In the ever-evolving landscape of popular culture, few phenomena have experienced a transformation as profound as hip-hop’s journey through the Instagram era. From the gritty streets to the glamorous feeds, this genre has adapted and reinvented itself, leveraging social media to reach new heights of influence and innovation. Cyphers, the informal gatherings where rappers would exchange verses, were the heart of this movement. These sessions fostered creativity, competition, and camaraderie, all of which contributed to the genre’s growth. However, with the dawn of the Instagram era, the cypher’s physical presence was transformed into a digital space, creating virtual communities where rappers could connect, collaborate, and showcase their skills. Instagram, a visual-centric platform, introduced a new dimension to hip-hop’s evolution. The genre’s artists, once confined to audio mediums, now had a canvas to share their visual narratives. Selfies, in particular, emerged as a tool for self-expression and branding.
Rappers could instantly connect with their audience, sharing glimpses of their lifestyles, personalities, and artistic processes Goread.io’s Guide: Hip-Hop Artists’ Journey to Instagram Fame. From posting studio sessions to flaunting their fashion choices, hip-hop artists strategically used selfies to cultivate their personas and engage with fans on a personal level. With Instagram’s emphasis on aesthetics, hip-hop’s visual identity underwent a remarkable shift. Album covers, once merely artistic accompaniments, gained heightened significance as potential viral content. Artists began to curate their profiles as virtual art galleries, showcasing their music releases through visually striking posts. This fusion of music and visuals reshaped how albums were perceived, enhancing their storytelling impact and encouraging a more holistic engagement from fans. Moreover, the Instagram era brought forth the notion of the .Insta-famous. artist, those whose social media presence eclipsed their musical output. While some critics argue that this shift may prioritize style over substance, it cannot be denied that it democratized access to the music industry. Independent artists found a platform to share their work directly with audiences, circumventing traditional gatekeepers.
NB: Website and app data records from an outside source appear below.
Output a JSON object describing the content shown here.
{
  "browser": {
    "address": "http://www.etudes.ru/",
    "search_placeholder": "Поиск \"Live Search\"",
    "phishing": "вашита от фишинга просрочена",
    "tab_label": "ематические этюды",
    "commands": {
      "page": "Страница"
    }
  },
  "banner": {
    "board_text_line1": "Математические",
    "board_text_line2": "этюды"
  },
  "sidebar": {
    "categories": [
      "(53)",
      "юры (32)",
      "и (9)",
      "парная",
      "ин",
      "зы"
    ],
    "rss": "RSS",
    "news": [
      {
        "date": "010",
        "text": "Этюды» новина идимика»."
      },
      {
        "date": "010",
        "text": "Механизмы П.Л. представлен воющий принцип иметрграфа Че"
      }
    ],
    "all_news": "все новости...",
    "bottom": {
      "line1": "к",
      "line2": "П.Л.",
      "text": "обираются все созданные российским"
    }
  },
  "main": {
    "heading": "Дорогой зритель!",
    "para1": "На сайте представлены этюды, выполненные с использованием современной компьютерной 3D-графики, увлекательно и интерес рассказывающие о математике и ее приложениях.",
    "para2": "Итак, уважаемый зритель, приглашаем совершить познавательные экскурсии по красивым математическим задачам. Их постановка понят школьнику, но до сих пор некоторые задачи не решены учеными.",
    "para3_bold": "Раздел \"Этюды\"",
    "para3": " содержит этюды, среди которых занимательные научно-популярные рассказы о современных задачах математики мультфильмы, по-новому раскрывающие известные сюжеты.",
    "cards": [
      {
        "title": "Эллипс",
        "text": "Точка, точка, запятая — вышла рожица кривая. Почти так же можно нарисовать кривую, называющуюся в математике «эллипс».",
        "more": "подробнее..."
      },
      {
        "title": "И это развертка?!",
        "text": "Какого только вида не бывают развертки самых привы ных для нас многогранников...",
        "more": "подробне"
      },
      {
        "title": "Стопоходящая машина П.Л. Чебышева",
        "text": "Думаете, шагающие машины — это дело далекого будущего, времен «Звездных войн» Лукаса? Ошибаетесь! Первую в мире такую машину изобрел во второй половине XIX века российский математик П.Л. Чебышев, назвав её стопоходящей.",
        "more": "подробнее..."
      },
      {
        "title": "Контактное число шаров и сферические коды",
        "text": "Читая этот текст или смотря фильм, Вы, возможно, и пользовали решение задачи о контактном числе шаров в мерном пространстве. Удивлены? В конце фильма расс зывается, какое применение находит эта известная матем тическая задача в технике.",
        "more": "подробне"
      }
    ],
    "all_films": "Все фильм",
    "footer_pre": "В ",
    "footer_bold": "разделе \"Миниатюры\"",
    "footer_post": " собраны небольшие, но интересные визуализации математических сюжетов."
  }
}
Collaborations also flourished in this era, fueled by Instagram’s ability to connect artists across geographical boundaries. A rapper from New York could effortlessly collaborate with a producer from Tokyo, fostering a global fusion of styles and cultures. These virtual connections not only expanded hip-hop’s sonic palette but also solidified its status as a global cultural phenomenon. In conclusion, hip-hop’s journey from cyphers to selfies in the Instagram era encapsulates its adaptability and resilience. The genre’s essence remains intact, while its tools of expression have evolved to fit the digital age. Through selfies and curated aesthetics, hip-hop artists have deepened their connection with fans, while the platform’s global reach has enabled unprecedented collaborations and growth. As technology continues to shape the cultural landscape, hip-hop stands as a testament to the power of innovation and the enduring spirit of artistic creativity.